When I was a kid, way back in the late nineteen hundreds, I loved horror as a genre. Scary Stories to Tell in the Dark was my jam (I loved the pictures. Today they are nightmare fuel). I read Peg Kehret’s Horror at the Haunted House over and over. Christopher Pike? Check. Goosebumps? Absolutely.
Kids have always loved scary stories, but in recent years, middle grade horror has really taken off as a genre. Why does this genre appeal to kids, and what are some ways for the library to support young scare-lovers?
Why Love Horror?
Reading horror allows kids who have grown up in safe and secure settings to experiment with both fear and bravery. They get to put themselves in the shoes of the main characters experiencing the fright, but also feel the triumph and exhilaration of outsmarting the evil clown or rescuing their little sister from a malevolent spirit.
On the flip side, horror can also appeal to kids who are currently experiencing insecurity or trauma because it feels familiar to them. For many kids, the world already feels like a scary, unfair place, and horror doesn’t try to put a big sunny smile over that. Instead, it shows kids how to confront overwhelming, frightening situations where they might feel powerless, frequently through metaphorical plots that connect to real-life situations. In horror stories, the main characters are often going through grief, loneliness or other big feelings. Some kids feel lectured to when they read about these feelings in a realistic novel, but in a scary story, the thrills and adventure make the plot more enjoyable.
Great Horror Reads
Kids Scary Classics That Still Strike Fear Into Modern Audiences:
- Scary Stories to Tell in the Dark, Alvin Schwartz
- Wait Til Helen Comes, Mary Downing Hahn
- Coraline, Neil Gaiman
- Skeleton Man, Joseph Bruchac
Contemporary Creepy Hits:
- Small Spaces, Katherine Arden
- The Screaming Staircase, Jonathan Stroud
- The Forgotten Girl, India Hill Brown
- Spirit Hunters, Ellen Oh
- Hide and Seeker, Daka Hermon
- The Hiddenseek, Nate Cernosek
- Deadman’s Castle, Iain Lawrence
- Hush-A-Bye, Jody Lee Mott
Frightful Programs That Won’t Give You Nightmares (Probably)
Horror-Readers Make Great Horror Writers
Host a scary story writing program. Set some firm age limits so no one gets traumatized – upper elementary is a good place to start. Gather your writers and have them suggest scary characters, scary settings, and scary endings (He was dead the whole time! The creepy doll reappeared the very next day!). Put all their suggestions up on a board and then encourage them to pick one character, one setting, and one ending (or let them make up their own). Turn them loose and watch in amazement as they come up with everything from Goosebumps-level cheesy to even-Steven-King-would-find-this-too-weird horrifying.

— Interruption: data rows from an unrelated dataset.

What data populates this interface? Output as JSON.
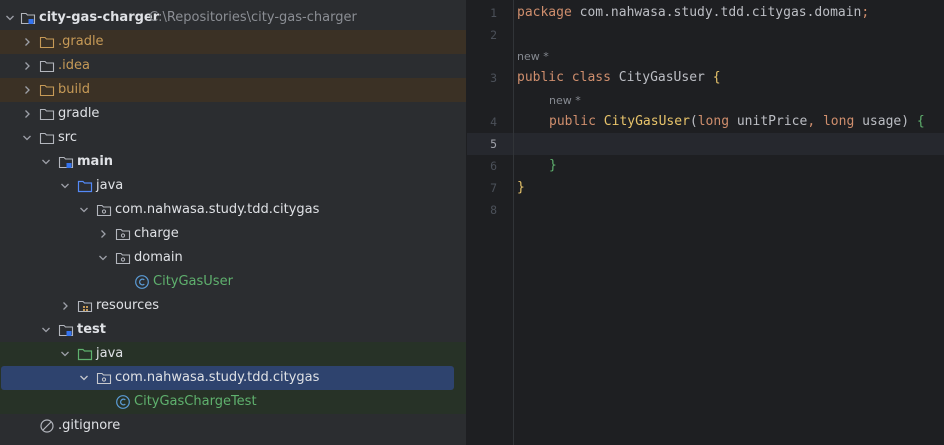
{
  "tree": {
    "root": {
      "name": "city-gas-charger",
      "path": "C:\\Repositories\\city-gas-charger"
    },
    "items": [
      {
        "label": ".gradle"
      },
      {
        "label": ".idea"
      },
      {
        "label": "build"
      },
      {
        "label": "gradle"
      },
      {
        "label": "src"
      },
      {
        "label": "main"
      },
      {
        "label": "java"
      },
      {
        "label": "com.nahwasa.study.tdd.citygas"
      },
      {
        "label": "charge"
      },
      {
        "label": "domain"
      },
      {
        "label": "CityGasUser"
      },
      {
        "label": "resources"
      },
      {
        "label": "test"
      },
      {
        "label": "java"
      },
      {
        "label": "com.nahwasa.study.tdd.citygas"
      },
      {
        "label": "CityGasChargeTest"
      },
      {
        "label": ".gitignore"
      }
    ]
  },
  "editor": {
    "line_numbers": [
      "1",
      "2",
      "3",
      "4",
      "5",
      "6",
      "7",
      "8"
    ],
    "hints": [
      "new *",
      "new *"
    ],
    "tokens": {
      "package_kw": "package",
      "package_name": "com.nahwasa.study.tdd.citygas.domain",
      "semicolon": ";",
      "public_kw": "public",
      "class_kw": "class",
      "class_name": "CityGasUser",
      "open_brace": "{",
      "close_brace": "}",
      "ctor_name": "CityGasUser",
      "long_kw": "long",
      "param1": "unitPrice",
      "param2": "usage",
      "paren_open": "(",
      "paren_close": ")",
      "comma": ","
    }
  },
  "colors": {
    "tree_bg": "#2b2d30",
    "editor_bg": "#1e1f22",
    "excluded_row": "#3b3125",
    "test_row": "#273227",
    "selected_row": "#2e436e",
    "keyword": "#cf8e6d",
    "class_name": "#bcbec4",
    "constructor": "#e8c46b",
    "class_icon": "#5b9bd5"
  },
  "icons": [
    "chevron-down-icon",
    "chevron-right-icon",
    "module-icon",
    "folder-icon",
    "source-folder-icon",
    "test-source-folder-icon",
    "package-icon",
    "class-icon",
    "gitignore-icon"
  ]
}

The Terrifying Tales Book Club
Pick a scary book for your kids to read before you meet. Spend half an hour discussing your favorite thrills from the story, and half an hour doing a related activity. When my book clubbers read Small Spaces, we made our own mazes out of marbles, straws, and paper plates, but I strongly considered leaning all the way in and making our own evil scarecrows.
Two Words: Coraline Movie
Screen a creepy film that’s still age appropriate. Coraline was made into a fantastic creep-fest – perfect your creepiest smile while you offer kids some buttons for their eyes.
Master Monster Make-Up
Pre-Covid, I would have recommended checking in with your local face painters to see if any of them would be up for leading a class in monster make-up. Save this for a future when (hopefully!) Covid is our own distant nightmare.
Now, if you need me, I’ll be reading Katherine Arden’s latest with all the lights on. Happy scaring!
Today’s blogger is Chelsey Roos. Chelsey has been a member of ALSC’s Advocacy and Legislation committee, and is a children’s librarian for the Santa Clara County Library.
This blog relates to ALSC Core Competencies of I. Commitment to Client Group, III. Programming Skills, and IV. Knowledge, Curation, and Management of Materials